▽
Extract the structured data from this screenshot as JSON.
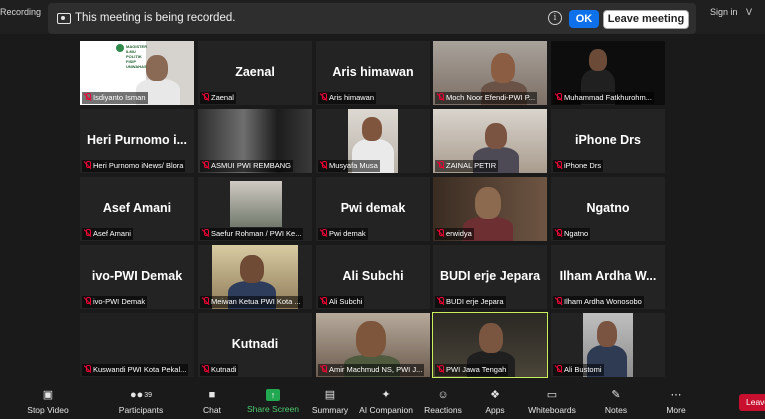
{
  "top": {
    "recording_label": "Recording",
    "sign_in": "Sign in",
    "view": "V"
  },
  "banner": {
    "message": "This meeting is being recorded.",
    "ok": "OK",
    "leave": "Leave meeting",
    "ok_color": "#0e71eb"
  },
  "gallery": {
    "tiles": [
      {
        "big": "",
        "name": "Isdiyanto Isman"
      },
      {
        "big": "Zaenal",
        "name": "Zaenal"
      },
      {
        "big": "Aris himawan",
        "name": "Aris himawan"
      },
      {
        "big": "",
        "name": "Moch Noor Efendi-PWI P..."
      },
      {
        "big": "",
        "name": "Muhammad Fatkhurohm..."
      },
      {
        "big": "Heri Purnomo i...",
        "name": "Heri Purnomo iNews/ Blora"
      },
      {
        "big": "",
        "name": "ASMUI PWI REMBANG"
      },
      {
        "big": "",
        "name": "Musyafa Musa"
      },
      {
        "big": "",
        "name": "ZAINAL PETIR"
      },
      {
        "big": "iPhone Drs",
        "name": "iPhone Drs"
      },
      {
        "big": "Asef Amani",
        "name": "Asef Amani"
      },
      {
        "big": "",
        "name": "Saefur Rohman / PWI Ke..."
      },
      {
        "big": "Pwi demak",
        "name": "Pwi demak"
      },
      {
        "big": "",
        "name": "erwidya"
      },
      {
        "big": "Ngatno",
        "name": "Ngatno"
      },
      {
        "big": "ivo-PWI Demak",
        "name": "ivo-PWI Demak"
      },
      {
        "big": "",
        "name": "Meiwan Ketua PWI Kota ..."
      },
      {
        "big": "Ali Subchi",
        "name": "Ali Subchi"
      },
      {
        "big": "BUDI erje Jepara",
        "name": "BUDI erje Jepara"
      },
      {
        "big": "Ilham Ardha W...",
        "name": "Ilham Ardha Wonosobo"
      },
      {
        "big": "",
        "name": "Kuswandi PWI Kota Pekal..."
      },
      {
        "big": "Kutnadi",
        "name": "Kutnadi"
      },
      {
        "big": "",
        "name": "Amir Machmud NS, PWI J..."
      },
      {
        "big": "",
        "name": "PWI Jawa Tengah"
      },
      {
        "big": "",
        "name": "Ali Bustomi"
      }
    ],
    "slide_text": "MAGISTER ILMU POLITIK FISIP UNWAHAS",
    "active_speaker_color": "#c9f05a"
  },
  "toolbar": {
    "stop_video": "Stop Video",
    "participants": "Participants",
    "participants_count": "39",
    "chat": "Chat",
    "share_screen": "Share Screen",
    "summary": "Summary",
    "ai_companion": "AI Companion",
    "reactions": "Reactions",
    "apps": "Apps",
    "whiteboards": "Whiteboards",
    "notes": "Notes",
    "more": "More",
    "leave": "Leave"
  }
}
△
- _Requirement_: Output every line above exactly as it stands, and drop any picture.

- _Solution_:
Extract the structured data from this screenshot as JSON.
{
  "top": {
    "recording_label": "Recording",
    "sign_in": "Sign in",
    "view": "V"
  },
  "banner": {
    "message": "This meeting is being recorded.",
    "ok": "OK",
    "leave": "Leave meeting",
    "ok_color": "#0e71eb"
  },
  "gallery": {
    "tiles": [
      {
        "big": "",
        "name": "Isdiyanto Isman"
      },
      {
        "big": "Zaenal",
        "name": "Zaenal"
      },
      {
        "big": "Aris himawan",
        "name": "Aris himawan"
      },
      {
        "big": "",
        "name": "Moch Noor Efendi-PWI P..."
      },
      {
        "big": "",
        "name": "Muhammad Fatkhurohm..."
      },
      {
        "big": "Heri Purnomo i...",
        "name": "Heri Purnomo iNews/ Blora"
      },
      {
        "big": "",
        "name": "ASMUI PWI REMBANG"
      },
      {
        "big": "",
        "name": "Musyafa Musa"
      },
      {
        "big": "",
        "name": "ZAINAL PETIR"
      },
      {
        "big": "iPhone Drs",
        "name": "iPhone Drs"
      },
      {
        "big": "Asef Amani",
        "name": "Asef Amani"
      },
      {
        "big": "",
        "name": "Saefur Rohman / PWI Ke..."
      },
      {
        "big": "Pwi demak",
        "name": "Pwi demak"
      },
      {
        "big": "",
        "name": "erwidya"
      },
      {
        "big": "Ngatno",
        "name": "Ngatno"
      },
      {
        "big": "ivo-PWI Demak",
        "name": "ivo-PWI Demak"
      },
      {
        "big": "",
        "name": "Meiwan Ketua PWI Kota ..."
      },
      {
        "big": "Ali Subchi",
        "name": "Ali Subchi"
      },
      {
        "big": "BUDI erje Jepara",
        "name": "BUDI erje Jepara"
      },
      {
        "big": "Ilham Ardha W...",
        "name": "Ilham Ardha Wonosobo"
      },
      {
        "big": "",
        "name": "Kuswandi PWI Kota Pekal..."
      },
      {
        "big": "Kutnadi",
        "name": "Kutnadi"
      },
      {
        "big": "",
        "name": "Amir Machmud NS, PWI J..."
      },
      {
        "big": "",
        "name": "PWI Jawa Tengah"
      },
      {
        "big": "",
        "name": "Ali Bustomi"
      }
    ],
    "slide_text": "MAGISTER ILMU POLITIK FISIP UNWAHAS",
    "active_speaker_color": "#c9f05a"
  },
  "toolbar": {
    "stop_video": "Stop Video",
    "participants": "Participants",
    "participants_count": "39",
    "chat": "Chat",
    "share_screen": "Share Screen",
    "summary": "Summary",
    "ai_companion": "AI Companion",
    "reactions": "Reactions",
    "apps": "Apps",
    "whiteboards": "Whiteboards",
    "notes": "Notes",
    "more": "More",
    "leave": "Leave"
  }
}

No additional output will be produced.